====== INFORMATION GIVEN
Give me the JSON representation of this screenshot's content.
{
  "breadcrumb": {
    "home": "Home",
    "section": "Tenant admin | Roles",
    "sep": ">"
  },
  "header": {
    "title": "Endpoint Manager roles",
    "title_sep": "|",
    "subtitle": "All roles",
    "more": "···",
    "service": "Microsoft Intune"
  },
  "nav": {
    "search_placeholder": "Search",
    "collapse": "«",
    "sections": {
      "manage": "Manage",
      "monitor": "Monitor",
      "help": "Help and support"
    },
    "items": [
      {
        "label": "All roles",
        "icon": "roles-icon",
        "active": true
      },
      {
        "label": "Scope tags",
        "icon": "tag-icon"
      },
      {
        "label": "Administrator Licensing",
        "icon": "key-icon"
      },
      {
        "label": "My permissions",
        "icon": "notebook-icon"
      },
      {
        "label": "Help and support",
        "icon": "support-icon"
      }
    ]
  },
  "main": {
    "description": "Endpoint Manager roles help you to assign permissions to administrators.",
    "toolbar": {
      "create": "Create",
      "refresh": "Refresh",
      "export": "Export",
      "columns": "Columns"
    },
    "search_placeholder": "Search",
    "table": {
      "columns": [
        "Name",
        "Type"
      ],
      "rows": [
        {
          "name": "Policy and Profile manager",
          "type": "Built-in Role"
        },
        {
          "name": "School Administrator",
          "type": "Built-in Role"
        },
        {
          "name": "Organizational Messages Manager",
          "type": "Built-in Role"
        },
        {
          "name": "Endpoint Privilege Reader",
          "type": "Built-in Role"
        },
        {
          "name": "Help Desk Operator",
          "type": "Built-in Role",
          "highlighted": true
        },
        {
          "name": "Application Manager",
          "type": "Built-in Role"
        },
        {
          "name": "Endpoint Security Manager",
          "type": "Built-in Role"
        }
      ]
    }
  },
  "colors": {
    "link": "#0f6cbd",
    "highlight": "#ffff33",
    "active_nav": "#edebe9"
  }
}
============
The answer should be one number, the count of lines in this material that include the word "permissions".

2